Here's a close-up of the Iscar tools that will be installed in the block. 

All tools installed and ready to machine. 

All tools installed and ready to machine. 

Top view of the block and tools.  Notice the dovetail cut on the backside to fit our tool post and the height setting attachment. 

Top view of the block and tools.  Notice the dovetail cut on the backside to fit our tool post and the height setting attachment. 

Steel High Speed Machining

This post is about a cute little steel part (yes, steel can be cute) that started as a quick brainstorming session in engineering and resulted in a cool finished product for a Saskachewan electronics manufacturer.  Even the smallest job at Lean Machine can involve all of management, engineering, administration, and of course our machining department.  There are some pretty neat circular machining marks left on the part due to a unique machining method that we will explain below.

This part looks like it could be made from steel flatbar but here at Lean Machine we almost never use pre-cut shapes.  This started as a laser cut blank off our HK Laser then we put it through our Haas VF4 mill and this is the resulting part.  By not using pre-cut shapes we can reduce our inventory (as you can imagine we would almost never have the correct shape and qty in stock) and shorten our lead times because we can custom cut whatever we need out of a large plate.

This part looks like it could be made from steel flatbar but here at Lean Machine we almost never use pre-cut shapes.  This started as a laser cut blank off our HK Laser then we put it through our Haas VF4 mill and this is the resulting part.  By not using pre-cut shapes we can reduce our inventory (as you can imagine we would almost never have the correct shape and qty in stock) and shorten our lead times because we can custom cut whatever we need out of a large plate.

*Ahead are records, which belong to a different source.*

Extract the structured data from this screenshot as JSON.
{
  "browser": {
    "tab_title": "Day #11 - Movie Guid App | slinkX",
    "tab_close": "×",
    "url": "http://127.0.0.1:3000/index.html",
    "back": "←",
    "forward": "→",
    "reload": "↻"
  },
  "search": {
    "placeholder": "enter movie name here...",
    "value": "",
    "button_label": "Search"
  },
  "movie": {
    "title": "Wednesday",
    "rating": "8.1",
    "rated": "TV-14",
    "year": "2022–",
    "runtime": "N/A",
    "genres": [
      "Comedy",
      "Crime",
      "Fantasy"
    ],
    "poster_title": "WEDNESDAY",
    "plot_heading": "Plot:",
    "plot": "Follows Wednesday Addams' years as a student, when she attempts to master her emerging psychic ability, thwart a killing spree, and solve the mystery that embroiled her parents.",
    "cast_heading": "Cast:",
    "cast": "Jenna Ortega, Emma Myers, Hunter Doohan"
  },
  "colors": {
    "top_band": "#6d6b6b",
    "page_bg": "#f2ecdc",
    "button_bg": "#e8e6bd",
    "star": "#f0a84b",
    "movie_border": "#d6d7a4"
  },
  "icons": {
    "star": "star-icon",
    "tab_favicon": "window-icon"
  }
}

Below is the difference between traditional machining vs high speed.  The idea is to take smaller (thinner) cuts at a faster rate.  We try to achieve a cut with the entire diameter and height of the cutter engaged in order to spread the chip load over the whole tool (instead of just the leading edge).  High speed machining also gets super technical by trying to match your cutting frequency with the resonant frequency of the machine but we will leave the explanation of that for another post.

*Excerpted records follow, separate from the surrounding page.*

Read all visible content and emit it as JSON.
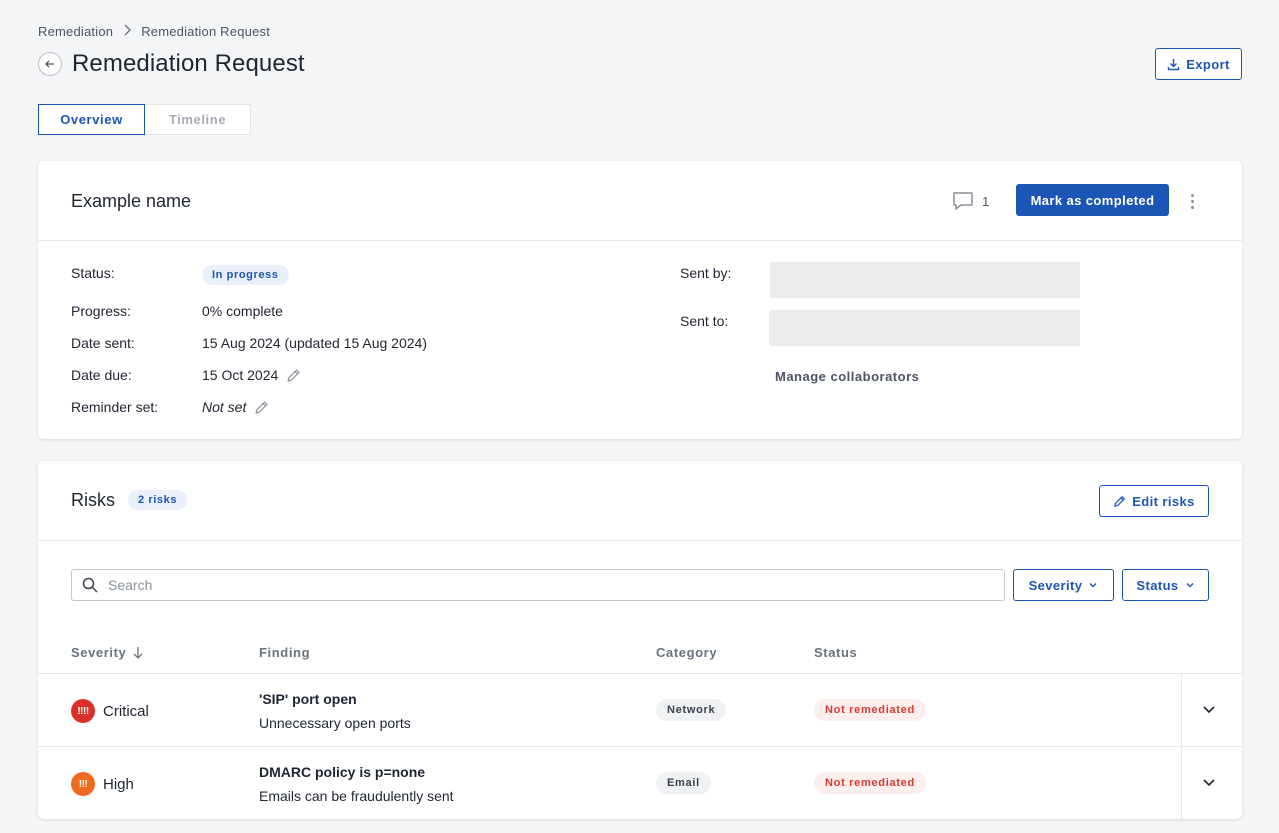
{
  "breadcrumb": {
    "root": "Remediation",
    "current": "Remediation Request"
  },
  "header": {
    "title": "Remediation Request",
    "export_label": "Export"
  },
  "tabs": [
    {
      "label": "Overview",
      "active": true
    },
    {
      "label": "Timeline",
      "active": false
    }
  ],
  "request": {
    "name": "Example name",
    "comment_count": "1",
    "mark_completed_label": "Mark as completed",
    "fields": {
      "status_label": "Status:",
      "status_value": "In progress",
      "progress_label": "Progress:",
      "progress_value": "0% complete",
      "date_sent_label": "Date sent:",
      "date_sent_value": "15 Aug 2024 (updated 15 Aug 2024)",
      "date_due_label": "Date due:",
      "date_due_value": "15 Oct 2024",
      "reminder_label": "Reminder set:",
      "reminder_value": "Not set",
      "sent_by_label": "Sent by:",
      "sent_to_label": "Sent to:",
      "manage_collaborators_label": "Manage collaborators"
    }
  },
  "risks": {
    "title": "Risks",
    "count_label": "2 risks",
    "edit_label": "Edit risks",
    "search_placeholder": "Search",
    "filters": {
      "severity": "Severity",
      "status": "Status"
    },
    "columns": {
      "severity": "Severity",
      "finding": "Finding",
      "category": "Category",
      "status": "Status"
    },
    "rows": [
      {
        "severity": "Critical",
        "severity_glyph": "!!!!",
        "severity_color": "#d9302a",
        "finding_title": "'SIP' port open",
        "finding_sub": "Unnecessary open ports",
        "category": "Network",
        "status": "Not remediated"
      },
      {
        "severity": "High",
        "severity_glyph": "!!!",
        "severity_color": "#f06a1f",
        "finding_title": "DMARC policy is p=none",
        "finding_sub": "Emails can be fraudulently sent",
        "category": "Email",
        "status": "Not remediated"
      }
    ]
  },
  "colors": {
    "accent": "#1b55b5",
    "danger": "#d43b2f"
  }
}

Here is a pretty accurate description of the old (we'll call it traditional to be nice) machining method vs the new better, faster way. 

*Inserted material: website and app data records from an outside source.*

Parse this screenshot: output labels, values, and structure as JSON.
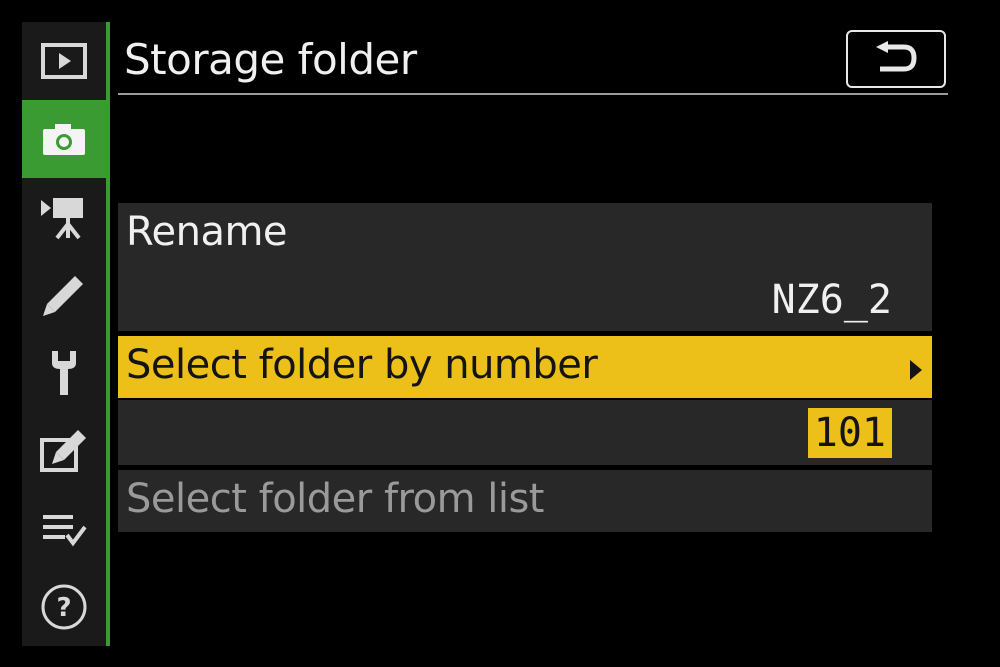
{
  "header": {
    "title": "Storage folder"
  },
  "sidebar": {
    "items": [
      {
        "icon": "playback-icon",
        "active": false
      },
      {
        "icon": "camera-icon",
        "active": true
      },
      {
        "icon": "movie-camera-icon",
        "active": false
      },
      {
        "icon": "pencil-icon",
        "active": false
      },
      {
        "icon": "wrench-icon",
        "active": false
      },
      {
        "icon": "retouch-icon",
        "active": false
      },
      {
        "icon": "my-menu-icon",
        "active": false
      },
      {
        "icon": "help-icon",
        "active": false
      }
    ],
    "accent_color": "#3a9b32"
  },
  "menu": {
    "rename": {
      "label": "Rename",
      "value": "NZ6_2"
    },
    "select_by_number": {
      "label": "Select folder by number",
      "value": "101"
    },
    "select_from_list": {
      "label": "Select folder from list"
    }
  },
  "colors": {
    "highlight": "#ecc019",
    "row_bg": "#282828"
  }
}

Here is a pretty accurate description of the old (we'll call it traditional to be nice) machining method vs the new better, faster way. 

The is a top down view of a cutting tool.  By burying the cutter deep into the material you can take thin cuts that load the tool around more of the diameter which distributes the load evenly.  Dropping the tool down into the middle of the material used to be a scary thing to do if you just tried to plow through as you would quickly overload the cutter and it would break.  Now we can even use smaller (cheaper) tools because they spin faster to eject the chip (and the heat).

The is a top down view of a cutting tool.  By burying the cutter deep into the material you can take thin cuts that load the tool around more of the diameter which distributes the load evenly.  Dropping the tool down into the middle of the material used to be a scary thing to do if you just tried to plow through as you would quickly overload the cutter and it would break.  Now we can even use smaller (cheaper) tools because they spin faster to eject the chip (and the heat).

We use both MasterCam and Inventor HSM to complete our machine programs.  This is a screen shot of what MasterCam calls "Dynamic Milling".

We use both MasterCam and Inventor HSM to complete our machine programs.  This is a screen shot of what MasterCam calls "Dynamic Milling".

Happy Anniversary to Lean Machine

Lean Machine is officially 10 years old! We have enjoyed every day of the past 10 years (six for Zach and Shaun) and we look forward to the future as there is exciting things to come.  We stand by our motto of: A Better Part for a Better Price.  There is more automation, leaner processes, added capabilities, and much more to watch for from the team at Lean Machine. 

Here is Zach and Shaun doing what they love best....Making chips!

Here is Zach and Shaun doing what they love best....Making chips!